domingo, 1 de mayo de 2011

1190. THE EVE OF ST. AGNES. (A. Hughes.)

The Royal Academy Exhibition 1856

A noble picture, apparently too hastily finished, and very wrongly put into this room. It looks too blue; but remember it is entirely a night piece, admitting moonlight into the chambers; and if a piece of real moonlight were seen, instead of the picture, through the walls of the room, it would look just as strangely blue: the fault which the eye catches is chiefly that the blue glass casts a white light, and the colours in the left hand subject are confused in relation.
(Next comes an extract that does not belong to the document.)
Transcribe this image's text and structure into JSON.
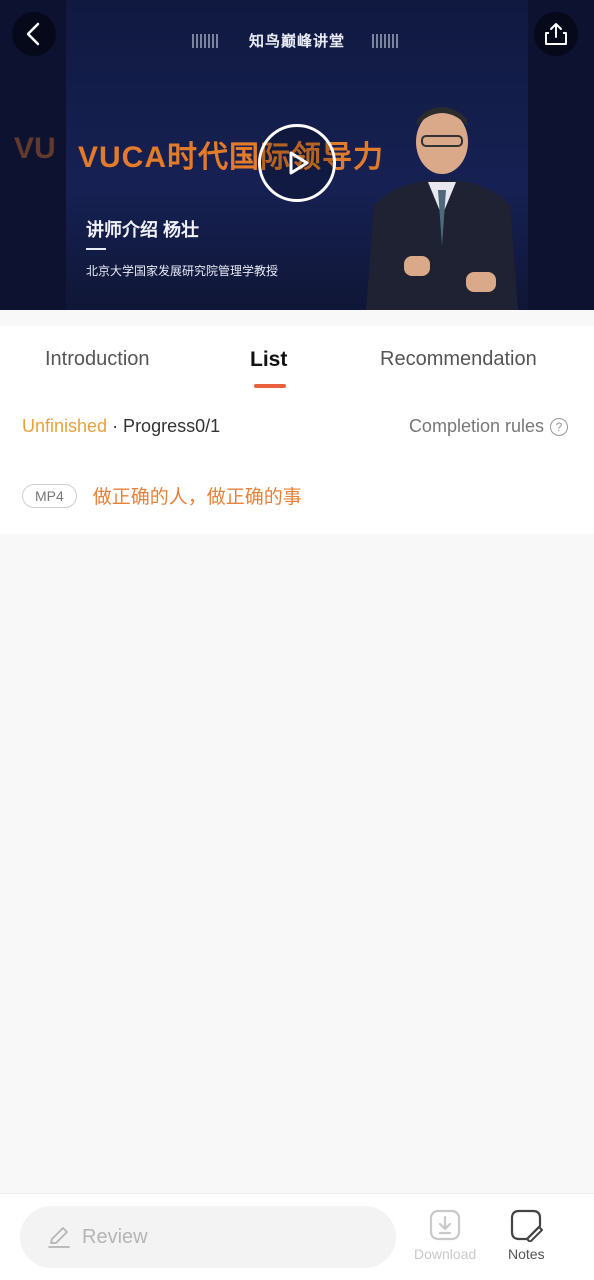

The ivy on the tree trunk has clearly been done without a natural model, and is not creditable to the painter of the ivy in No. 578. The half-entranced, half startled, face of the awaking Madeline is exquisite ; but the lover's in both the centre and right-hand subjects very far from satisfactory. If, however, the reader knows the poem, he will be grateful for the picture; and there is promise in it of high excellence.(1)

(1)[A reproduction of this picture ―an illustration of Keats' poem in three compartments― will be found at p. 182 of Letters of Dante Gabriel Kossetti to William Allinghum. ''Hughes' ‘Eve of St. Agnes’" wrote Rossetti, "will make his fortune, I feel sure."]

No hay comentarios:

Publicar un comentario